(Collected data entries)
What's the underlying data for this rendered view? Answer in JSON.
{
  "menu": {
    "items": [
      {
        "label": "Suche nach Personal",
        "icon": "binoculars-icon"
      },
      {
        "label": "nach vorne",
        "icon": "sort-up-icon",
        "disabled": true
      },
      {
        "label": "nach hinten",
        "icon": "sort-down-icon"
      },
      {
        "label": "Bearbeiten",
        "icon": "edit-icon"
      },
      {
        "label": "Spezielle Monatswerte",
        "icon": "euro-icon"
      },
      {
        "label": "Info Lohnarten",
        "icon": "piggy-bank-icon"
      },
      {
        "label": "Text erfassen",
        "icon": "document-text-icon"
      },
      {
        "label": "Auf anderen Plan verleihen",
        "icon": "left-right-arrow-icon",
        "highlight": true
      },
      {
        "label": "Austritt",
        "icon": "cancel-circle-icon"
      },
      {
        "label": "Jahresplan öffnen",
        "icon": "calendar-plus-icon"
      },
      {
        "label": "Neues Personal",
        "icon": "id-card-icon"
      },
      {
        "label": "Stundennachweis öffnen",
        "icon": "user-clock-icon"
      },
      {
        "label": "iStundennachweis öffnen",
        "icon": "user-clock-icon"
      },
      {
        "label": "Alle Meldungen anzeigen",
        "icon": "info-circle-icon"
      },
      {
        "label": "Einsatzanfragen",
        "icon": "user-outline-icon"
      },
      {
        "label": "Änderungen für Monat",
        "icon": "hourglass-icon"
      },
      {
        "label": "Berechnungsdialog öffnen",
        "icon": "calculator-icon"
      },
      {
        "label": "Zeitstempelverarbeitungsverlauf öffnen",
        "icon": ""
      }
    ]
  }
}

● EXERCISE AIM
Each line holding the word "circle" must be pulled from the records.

● ANSWER BELOW
        "icon": "cancel-circle-icon"
        "icon": "info-circle-icon"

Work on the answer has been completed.